"""

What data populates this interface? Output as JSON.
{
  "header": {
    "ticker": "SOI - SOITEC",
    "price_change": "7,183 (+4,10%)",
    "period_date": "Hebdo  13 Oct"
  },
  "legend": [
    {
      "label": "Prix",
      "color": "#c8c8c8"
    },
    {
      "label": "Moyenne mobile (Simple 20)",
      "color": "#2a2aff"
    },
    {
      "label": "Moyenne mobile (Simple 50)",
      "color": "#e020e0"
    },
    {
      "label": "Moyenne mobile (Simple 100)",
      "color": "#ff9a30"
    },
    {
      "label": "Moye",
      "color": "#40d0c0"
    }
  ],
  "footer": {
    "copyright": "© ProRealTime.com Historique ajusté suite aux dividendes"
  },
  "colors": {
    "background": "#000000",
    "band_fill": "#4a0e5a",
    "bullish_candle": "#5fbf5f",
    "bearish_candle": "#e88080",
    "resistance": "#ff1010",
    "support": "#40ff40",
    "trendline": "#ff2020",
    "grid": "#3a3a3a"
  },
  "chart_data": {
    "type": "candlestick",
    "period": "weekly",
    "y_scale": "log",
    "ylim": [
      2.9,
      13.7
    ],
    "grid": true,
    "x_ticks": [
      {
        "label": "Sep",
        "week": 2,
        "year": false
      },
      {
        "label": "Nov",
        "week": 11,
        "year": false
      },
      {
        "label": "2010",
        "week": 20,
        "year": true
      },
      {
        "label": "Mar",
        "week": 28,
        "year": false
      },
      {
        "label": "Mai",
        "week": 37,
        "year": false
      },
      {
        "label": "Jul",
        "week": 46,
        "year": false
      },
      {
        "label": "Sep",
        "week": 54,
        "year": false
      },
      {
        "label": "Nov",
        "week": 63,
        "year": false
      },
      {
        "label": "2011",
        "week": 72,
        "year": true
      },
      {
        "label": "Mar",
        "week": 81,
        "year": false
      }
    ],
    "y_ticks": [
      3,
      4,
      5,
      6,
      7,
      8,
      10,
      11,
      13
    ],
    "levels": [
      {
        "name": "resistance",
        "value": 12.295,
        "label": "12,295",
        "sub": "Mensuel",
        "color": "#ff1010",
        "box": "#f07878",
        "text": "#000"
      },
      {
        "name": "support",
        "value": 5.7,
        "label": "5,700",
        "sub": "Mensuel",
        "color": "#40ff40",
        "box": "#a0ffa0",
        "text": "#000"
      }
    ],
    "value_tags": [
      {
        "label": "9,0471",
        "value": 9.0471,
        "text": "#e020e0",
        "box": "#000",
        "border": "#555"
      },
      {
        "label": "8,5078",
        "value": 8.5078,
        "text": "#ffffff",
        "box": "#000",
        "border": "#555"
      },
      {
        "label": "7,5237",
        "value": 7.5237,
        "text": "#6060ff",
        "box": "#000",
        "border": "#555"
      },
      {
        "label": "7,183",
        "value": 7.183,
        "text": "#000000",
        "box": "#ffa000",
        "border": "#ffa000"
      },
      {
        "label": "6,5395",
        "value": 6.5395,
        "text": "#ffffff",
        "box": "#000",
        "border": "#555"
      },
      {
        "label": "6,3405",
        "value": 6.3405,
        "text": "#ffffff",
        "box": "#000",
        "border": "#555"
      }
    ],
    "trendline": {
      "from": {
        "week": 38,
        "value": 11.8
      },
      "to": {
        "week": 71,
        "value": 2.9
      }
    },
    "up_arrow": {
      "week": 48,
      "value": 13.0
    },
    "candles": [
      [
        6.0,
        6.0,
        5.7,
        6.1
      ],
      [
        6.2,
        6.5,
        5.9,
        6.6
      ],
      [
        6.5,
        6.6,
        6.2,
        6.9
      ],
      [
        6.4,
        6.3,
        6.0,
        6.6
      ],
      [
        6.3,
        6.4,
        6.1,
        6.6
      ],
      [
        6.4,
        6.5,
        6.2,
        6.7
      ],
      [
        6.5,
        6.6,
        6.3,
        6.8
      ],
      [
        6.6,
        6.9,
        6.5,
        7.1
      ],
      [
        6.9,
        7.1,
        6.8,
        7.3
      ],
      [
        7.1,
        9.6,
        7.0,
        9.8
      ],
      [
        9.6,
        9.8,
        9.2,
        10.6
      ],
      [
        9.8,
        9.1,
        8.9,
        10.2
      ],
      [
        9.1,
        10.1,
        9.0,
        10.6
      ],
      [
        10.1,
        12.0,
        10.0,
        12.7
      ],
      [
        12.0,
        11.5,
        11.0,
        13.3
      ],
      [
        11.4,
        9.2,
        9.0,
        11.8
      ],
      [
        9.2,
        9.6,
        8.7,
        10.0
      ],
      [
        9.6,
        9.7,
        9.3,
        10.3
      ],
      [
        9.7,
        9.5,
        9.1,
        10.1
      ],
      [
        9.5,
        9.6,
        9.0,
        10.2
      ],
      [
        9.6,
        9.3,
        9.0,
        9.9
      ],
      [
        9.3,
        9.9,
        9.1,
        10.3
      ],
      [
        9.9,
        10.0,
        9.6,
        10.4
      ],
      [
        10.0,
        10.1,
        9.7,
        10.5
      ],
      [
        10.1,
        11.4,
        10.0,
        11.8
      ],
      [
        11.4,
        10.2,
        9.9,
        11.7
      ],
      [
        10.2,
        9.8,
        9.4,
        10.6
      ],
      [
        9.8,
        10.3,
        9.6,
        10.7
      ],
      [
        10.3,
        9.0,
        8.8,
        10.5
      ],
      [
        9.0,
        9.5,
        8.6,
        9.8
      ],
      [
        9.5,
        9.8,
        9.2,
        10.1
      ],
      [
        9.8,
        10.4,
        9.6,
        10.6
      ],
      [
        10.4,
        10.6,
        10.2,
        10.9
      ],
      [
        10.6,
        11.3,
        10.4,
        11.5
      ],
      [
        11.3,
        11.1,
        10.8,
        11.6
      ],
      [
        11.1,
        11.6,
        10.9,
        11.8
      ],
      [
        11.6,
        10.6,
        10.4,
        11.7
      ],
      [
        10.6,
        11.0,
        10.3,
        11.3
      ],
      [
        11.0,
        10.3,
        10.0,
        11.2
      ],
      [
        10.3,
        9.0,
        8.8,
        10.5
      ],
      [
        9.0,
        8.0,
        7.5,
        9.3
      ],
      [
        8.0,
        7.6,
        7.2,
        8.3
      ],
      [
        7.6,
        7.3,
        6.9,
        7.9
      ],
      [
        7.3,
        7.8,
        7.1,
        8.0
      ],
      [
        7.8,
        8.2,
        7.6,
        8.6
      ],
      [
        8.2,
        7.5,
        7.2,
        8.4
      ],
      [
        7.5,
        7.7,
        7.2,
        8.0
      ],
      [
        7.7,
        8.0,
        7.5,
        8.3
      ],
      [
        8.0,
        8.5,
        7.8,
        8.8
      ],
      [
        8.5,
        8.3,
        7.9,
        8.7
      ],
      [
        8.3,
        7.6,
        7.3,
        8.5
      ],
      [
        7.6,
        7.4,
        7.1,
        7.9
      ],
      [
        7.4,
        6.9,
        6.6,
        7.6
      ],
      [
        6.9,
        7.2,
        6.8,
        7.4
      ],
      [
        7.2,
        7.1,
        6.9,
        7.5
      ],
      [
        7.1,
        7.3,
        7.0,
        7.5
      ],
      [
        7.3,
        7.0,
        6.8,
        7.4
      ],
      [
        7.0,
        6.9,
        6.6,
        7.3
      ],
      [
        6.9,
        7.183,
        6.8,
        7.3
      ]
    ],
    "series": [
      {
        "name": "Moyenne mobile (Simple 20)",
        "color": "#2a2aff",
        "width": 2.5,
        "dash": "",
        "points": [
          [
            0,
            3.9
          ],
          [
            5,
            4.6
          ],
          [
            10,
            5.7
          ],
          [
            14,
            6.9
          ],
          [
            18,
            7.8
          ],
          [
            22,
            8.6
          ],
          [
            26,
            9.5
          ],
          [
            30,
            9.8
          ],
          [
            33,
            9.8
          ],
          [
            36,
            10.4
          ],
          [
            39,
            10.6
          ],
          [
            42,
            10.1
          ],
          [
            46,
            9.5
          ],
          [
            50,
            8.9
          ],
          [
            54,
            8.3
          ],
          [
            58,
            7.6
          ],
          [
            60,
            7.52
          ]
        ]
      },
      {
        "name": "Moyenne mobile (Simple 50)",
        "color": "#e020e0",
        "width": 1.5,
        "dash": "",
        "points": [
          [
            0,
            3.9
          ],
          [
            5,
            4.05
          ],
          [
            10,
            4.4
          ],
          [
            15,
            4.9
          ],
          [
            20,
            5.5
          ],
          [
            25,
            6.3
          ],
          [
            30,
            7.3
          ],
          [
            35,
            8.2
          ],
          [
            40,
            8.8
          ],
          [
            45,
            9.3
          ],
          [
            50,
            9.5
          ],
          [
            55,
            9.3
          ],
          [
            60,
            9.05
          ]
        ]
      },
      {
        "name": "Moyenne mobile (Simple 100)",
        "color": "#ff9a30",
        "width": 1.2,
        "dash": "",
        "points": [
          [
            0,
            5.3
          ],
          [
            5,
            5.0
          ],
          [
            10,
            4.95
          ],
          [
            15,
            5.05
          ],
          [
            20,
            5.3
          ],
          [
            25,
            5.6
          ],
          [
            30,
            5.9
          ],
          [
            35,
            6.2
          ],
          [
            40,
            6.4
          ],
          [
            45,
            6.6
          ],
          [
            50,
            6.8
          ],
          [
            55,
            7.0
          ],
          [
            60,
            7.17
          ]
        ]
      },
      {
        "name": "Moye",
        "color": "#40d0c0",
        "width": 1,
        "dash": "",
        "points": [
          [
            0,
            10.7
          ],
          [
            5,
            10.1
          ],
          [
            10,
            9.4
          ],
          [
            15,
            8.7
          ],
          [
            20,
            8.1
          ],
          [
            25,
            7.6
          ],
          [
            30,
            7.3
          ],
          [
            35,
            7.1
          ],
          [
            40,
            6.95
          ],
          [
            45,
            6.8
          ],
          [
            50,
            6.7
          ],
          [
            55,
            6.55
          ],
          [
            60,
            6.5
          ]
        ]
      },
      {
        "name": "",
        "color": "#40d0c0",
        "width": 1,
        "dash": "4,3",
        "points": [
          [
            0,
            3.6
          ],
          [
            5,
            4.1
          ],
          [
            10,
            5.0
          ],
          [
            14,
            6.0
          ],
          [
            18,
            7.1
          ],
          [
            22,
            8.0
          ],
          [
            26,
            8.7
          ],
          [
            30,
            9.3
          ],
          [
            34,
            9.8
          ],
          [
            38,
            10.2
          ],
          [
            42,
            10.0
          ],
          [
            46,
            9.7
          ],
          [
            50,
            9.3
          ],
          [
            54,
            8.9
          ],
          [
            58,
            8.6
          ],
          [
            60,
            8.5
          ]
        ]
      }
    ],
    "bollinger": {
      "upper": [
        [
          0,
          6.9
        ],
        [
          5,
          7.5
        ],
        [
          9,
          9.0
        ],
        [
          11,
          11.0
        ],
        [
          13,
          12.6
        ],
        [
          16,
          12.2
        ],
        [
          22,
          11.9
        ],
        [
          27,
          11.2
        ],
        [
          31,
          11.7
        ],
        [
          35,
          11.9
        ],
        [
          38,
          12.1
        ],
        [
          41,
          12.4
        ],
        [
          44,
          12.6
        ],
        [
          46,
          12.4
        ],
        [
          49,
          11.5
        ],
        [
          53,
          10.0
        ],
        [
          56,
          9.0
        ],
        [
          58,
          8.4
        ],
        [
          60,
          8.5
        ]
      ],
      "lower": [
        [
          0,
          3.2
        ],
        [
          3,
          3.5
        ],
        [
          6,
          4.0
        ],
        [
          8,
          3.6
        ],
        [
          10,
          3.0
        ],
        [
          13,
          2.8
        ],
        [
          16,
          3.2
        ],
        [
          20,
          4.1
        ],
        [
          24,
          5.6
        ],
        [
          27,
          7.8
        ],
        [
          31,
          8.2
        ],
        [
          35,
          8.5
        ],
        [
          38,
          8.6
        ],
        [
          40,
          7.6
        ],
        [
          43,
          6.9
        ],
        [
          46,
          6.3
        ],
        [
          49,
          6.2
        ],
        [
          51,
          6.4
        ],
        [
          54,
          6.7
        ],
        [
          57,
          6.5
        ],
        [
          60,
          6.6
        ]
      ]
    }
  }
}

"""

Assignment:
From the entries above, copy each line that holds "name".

Solution to the exercise:
        "name": "resistance",
        "name": "support",
        "name": "Moyenne mobile (Simple 20)",
        "name": "Moyenne mobile (Simple 50)",
        "name": "Moyenne mobile (Simple 100)",
        "name": "Moye",
        "name": "",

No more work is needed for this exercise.